2177. Use of an Analytic Application for Management of Infection Prevention Data
Session: Poster Abstract Session: Healthcare Epidemiology: HAI Surveillance
Saturday, October 6, 2018
Room: S Poster Hall
Posters
  • Satchell Poster Final ID Week.pdf (876.8 kB)
  • Background:

    Healthcare associated infections (HAI) are a significant cause of morbidity and mortality for patients and continue to be an area of focus for public health programs. In the era of mandatory reporting, hospital infection prevention and control (IPC) departments are responsible for HAI data collection and management. Enumeration of infection and denominator data is often a manual and time-intensive process, which increases the potential for errors. In 2014, IPC and data analytics departments partnered to optimize data collection/reporting through the creation of a QlikView™ application, the Infection Control Dashboard (ICD).

    Methods:

    ICD was developed through an iterative process from 2014-2015 at a quaternary care children’s hospital and is comprised of infection data from the hospital electronic surveillance system and electronic medical record software. The first release was May 2014. Iterations included development of statistical process control charts and filters to view data by date, unit, pathogen, HAI type, and patient details. ICD was finalized in May 2015 and refreshes daily for numerator and denominator data to identify actionable information in close to real time. Time spent on data collection/reporting was tracked and compared pre-and post-ICD implementation.

    Results:

    Post implementation, time spent on external reporting decreased from 12 to 6 hours monthly and shifted from data collating to validation. Over twelve months, IPC received an average of 25 (mean 25.5, range 16-29) data requests per month. Using ICD, average time spent per data pull decreased from 80 to 27 minutes, saving more than 22 hours per month.
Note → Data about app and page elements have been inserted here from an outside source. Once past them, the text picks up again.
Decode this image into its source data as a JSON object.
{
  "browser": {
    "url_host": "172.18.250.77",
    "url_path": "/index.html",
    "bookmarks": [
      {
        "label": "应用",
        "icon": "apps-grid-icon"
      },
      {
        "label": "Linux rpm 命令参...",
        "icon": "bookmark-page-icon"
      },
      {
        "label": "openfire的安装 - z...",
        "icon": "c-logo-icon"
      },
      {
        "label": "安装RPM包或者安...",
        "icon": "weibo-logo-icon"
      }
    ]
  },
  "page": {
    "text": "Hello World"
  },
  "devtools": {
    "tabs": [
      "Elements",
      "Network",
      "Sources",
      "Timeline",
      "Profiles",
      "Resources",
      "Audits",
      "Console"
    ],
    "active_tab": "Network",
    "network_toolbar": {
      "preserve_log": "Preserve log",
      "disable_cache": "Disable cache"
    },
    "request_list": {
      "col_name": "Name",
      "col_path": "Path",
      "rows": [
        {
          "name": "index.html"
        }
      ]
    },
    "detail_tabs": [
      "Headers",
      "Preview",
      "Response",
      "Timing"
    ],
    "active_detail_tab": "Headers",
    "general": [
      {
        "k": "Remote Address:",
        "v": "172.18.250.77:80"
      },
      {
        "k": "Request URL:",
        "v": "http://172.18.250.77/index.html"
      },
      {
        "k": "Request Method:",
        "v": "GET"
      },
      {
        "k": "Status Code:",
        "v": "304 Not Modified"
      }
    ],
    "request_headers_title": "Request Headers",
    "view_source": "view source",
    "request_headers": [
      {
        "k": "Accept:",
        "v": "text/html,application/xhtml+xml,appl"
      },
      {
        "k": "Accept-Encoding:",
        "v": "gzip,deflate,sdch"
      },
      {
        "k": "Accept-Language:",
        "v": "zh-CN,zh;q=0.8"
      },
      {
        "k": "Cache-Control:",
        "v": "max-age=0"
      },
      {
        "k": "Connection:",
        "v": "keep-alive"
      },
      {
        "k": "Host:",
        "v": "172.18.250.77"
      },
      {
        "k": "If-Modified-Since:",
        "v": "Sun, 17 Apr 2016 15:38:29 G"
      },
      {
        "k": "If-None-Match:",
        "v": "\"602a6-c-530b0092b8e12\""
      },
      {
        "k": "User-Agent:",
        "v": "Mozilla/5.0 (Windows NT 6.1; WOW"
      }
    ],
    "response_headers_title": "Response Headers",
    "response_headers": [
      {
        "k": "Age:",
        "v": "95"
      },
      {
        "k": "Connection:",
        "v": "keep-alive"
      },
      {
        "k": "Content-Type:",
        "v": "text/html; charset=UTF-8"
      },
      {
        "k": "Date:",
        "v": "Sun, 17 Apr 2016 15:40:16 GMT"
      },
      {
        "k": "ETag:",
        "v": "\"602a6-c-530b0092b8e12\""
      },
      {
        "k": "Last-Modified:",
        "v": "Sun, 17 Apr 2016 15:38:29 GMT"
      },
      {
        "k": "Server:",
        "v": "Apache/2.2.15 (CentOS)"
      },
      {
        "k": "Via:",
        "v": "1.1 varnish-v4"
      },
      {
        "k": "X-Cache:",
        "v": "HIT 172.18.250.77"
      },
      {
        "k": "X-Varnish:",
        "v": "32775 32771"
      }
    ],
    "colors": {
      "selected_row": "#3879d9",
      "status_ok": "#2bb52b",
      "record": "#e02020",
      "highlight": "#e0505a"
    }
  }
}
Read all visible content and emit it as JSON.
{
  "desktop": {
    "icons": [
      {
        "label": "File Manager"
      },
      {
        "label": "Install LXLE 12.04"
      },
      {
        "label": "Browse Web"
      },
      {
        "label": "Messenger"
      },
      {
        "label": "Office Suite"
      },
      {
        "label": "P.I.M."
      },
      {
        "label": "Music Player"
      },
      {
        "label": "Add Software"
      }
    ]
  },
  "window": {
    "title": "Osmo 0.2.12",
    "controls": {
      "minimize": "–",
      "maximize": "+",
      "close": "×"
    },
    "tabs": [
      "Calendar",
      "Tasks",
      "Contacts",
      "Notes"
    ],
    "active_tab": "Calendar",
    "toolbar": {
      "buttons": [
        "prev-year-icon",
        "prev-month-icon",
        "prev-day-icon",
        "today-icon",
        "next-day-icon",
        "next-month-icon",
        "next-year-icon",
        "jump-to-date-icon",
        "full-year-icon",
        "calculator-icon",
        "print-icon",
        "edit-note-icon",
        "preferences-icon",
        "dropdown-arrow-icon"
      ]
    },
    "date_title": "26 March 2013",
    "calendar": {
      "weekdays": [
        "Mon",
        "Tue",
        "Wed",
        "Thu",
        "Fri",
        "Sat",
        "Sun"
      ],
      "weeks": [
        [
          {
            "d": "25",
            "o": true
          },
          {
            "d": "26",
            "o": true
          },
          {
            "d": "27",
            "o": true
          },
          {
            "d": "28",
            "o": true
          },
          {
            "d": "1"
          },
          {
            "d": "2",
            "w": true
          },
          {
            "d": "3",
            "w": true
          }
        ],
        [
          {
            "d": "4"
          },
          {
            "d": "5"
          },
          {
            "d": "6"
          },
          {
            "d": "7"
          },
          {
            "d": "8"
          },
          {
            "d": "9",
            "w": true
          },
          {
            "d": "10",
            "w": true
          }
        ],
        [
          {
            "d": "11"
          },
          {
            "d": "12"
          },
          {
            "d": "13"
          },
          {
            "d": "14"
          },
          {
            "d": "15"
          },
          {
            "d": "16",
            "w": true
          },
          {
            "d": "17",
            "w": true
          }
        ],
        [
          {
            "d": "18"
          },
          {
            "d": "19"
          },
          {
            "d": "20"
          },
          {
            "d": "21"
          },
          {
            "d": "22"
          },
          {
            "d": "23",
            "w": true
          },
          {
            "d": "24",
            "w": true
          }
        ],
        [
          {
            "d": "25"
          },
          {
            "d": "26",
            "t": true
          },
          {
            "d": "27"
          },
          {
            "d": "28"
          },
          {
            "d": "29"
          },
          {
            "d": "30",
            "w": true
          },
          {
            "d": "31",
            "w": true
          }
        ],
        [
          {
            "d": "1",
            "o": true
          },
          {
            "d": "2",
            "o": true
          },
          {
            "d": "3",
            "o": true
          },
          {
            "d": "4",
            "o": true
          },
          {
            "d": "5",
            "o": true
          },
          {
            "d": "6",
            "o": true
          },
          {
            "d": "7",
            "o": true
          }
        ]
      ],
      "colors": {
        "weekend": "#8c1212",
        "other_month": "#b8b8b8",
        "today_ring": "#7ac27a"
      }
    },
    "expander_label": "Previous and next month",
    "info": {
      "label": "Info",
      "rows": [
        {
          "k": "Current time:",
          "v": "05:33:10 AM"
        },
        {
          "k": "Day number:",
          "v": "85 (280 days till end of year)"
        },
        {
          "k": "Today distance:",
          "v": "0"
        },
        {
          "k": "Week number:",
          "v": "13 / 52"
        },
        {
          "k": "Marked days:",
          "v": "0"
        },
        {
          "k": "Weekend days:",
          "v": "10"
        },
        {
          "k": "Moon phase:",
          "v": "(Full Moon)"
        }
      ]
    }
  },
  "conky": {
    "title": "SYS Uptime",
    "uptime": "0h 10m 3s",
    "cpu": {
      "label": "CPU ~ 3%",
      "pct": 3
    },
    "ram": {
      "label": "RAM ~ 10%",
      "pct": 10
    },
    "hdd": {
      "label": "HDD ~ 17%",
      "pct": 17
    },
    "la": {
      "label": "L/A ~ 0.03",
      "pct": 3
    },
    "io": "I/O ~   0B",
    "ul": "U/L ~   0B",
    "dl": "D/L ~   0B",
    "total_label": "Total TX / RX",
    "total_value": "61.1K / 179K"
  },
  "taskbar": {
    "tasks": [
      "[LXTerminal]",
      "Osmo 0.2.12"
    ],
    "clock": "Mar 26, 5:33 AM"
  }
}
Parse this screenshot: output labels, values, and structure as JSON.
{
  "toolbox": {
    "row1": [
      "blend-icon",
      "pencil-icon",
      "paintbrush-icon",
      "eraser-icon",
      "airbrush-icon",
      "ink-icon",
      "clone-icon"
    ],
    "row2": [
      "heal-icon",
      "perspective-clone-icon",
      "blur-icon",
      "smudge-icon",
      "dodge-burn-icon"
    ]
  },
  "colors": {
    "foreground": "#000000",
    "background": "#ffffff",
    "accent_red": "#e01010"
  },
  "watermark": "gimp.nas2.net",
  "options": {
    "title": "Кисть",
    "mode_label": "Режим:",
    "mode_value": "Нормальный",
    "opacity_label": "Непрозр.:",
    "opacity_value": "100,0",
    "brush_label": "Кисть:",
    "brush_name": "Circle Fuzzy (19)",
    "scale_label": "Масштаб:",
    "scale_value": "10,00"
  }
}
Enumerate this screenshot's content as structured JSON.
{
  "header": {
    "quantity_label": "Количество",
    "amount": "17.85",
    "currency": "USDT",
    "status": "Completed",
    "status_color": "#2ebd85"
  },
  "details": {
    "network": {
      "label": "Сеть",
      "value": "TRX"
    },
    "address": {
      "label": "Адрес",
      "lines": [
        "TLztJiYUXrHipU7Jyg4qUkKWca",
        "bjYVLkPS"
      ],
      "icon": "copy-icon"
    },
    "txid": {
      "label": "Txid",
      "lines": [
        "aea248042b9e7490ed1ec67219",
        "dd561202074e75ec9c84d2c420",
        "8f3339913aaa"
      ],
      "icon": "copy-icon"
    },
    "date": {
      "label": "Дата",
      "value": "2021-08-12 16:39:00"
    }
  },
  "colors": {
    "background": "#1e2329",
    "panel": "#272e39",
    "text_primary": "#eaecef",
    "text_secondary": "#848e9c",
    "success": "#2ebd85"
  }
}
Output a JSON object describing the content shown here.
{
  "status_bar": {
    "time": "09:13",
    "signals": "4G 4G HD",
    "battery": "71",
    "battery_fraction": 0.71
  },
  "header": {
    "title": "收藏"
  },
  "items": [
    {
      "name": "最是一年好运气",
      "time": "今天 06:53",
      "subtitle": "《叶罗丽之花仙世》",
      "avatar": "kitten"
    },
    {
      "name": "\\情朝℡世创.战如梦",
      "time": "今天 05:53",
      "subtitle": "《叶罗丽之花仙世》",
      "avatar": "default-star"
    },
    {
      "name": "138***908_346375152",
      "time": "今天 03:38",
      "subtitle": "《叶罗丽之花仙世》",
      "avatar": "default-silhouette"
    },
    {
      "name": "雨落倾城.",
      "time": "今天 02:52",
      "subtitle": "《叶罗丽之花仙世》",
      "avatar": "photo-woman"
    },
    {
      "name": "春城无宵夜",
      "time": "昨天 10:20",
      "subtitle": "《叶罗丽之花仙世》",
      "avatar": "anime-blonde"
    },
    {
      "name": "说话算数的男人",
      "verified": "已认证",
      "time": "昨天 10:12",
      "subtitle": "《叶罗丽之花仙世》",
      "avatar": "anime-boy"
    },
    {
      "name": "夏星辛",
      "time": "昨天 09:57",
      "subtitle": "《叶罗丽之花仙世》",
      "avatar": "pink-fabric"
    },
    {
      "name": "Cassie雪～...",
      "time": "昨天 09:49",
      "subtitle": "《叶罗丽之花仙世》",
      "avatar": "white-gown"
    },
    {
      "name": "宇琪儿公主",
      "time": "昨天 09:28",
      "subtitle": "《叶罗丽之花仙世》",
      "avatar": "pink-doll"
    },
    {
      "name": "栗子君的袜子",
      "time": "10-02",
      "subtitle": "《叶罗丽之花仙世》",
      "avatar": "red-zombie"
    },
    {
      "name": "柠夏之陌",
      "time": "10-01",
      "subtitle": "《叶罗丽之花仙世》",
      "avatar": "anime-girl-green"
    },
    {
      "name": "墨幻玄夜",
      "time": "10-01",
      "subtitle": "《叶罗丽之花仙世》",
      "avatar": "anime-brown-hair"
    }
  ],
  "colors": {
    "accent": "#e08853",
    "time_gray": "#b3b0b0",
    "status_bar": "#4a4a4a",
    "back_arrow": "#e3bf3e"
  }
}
Additional real-time applications included standard data displays for internal sharing and tracking infection rates by type, location, or department. ICD also allowed for internal review of detailed denominator data, facilitating validation between internally and externally reported data.

    Conclusion:

    Development of an automated data visualization tool improved HAI data management and reporting, streamlined workflow, and increased employee productivity. Use of this type of tool in IPC programs can improve data quality and enable departments to focus on targeted interventions in near-real time based on data trends.

    Lauren Satchell, BA1, Sarah Smathers, MPH, CIC1, Katie Williams, MS, BSN, RN2, Emily Schriver, MS3, Lauren Farrell, MS, MLS(ASCP), CIC4 and Julia Shaklee Sammons, MD, MSCE5, (1)Department of Infection Prevention and Control, The Children's Hospital of Philadelphia, Philadelphia, PA, (2)Infection Prevention and Control, The Children's Hospital of Philadelphia, Philadelphia, PA, (3)Center for Pediatric Clinical Effectiveness, Pediatric Infectious Diseases Epidemiology and Antimicrobial Stewardship Research Group, The Children's Hospital of Philadelphia, Philadelphia, PA, (4)The Children's Hospital of Philadelphia, Philadelphia, PA, (5)Perelman School of Medicine, Department of Pediatrics, Division of Infectious Diseases, Department of Infection Prevention and Control, Children's Hospital of Philadelphia, Philadelphia, PA

    Disclosures:

    L. Satchell, None

    S. Smathers, None

    K. Williams, None

    E. Schriver, None

    L. Farrell, None

    J. S. Sammons, None

    Findings in the abstracts are embargoed until 12:01 a.m. PDT, Wednesday Oct. 3rd with the exception of research findings presented at the IDWeek press conferences.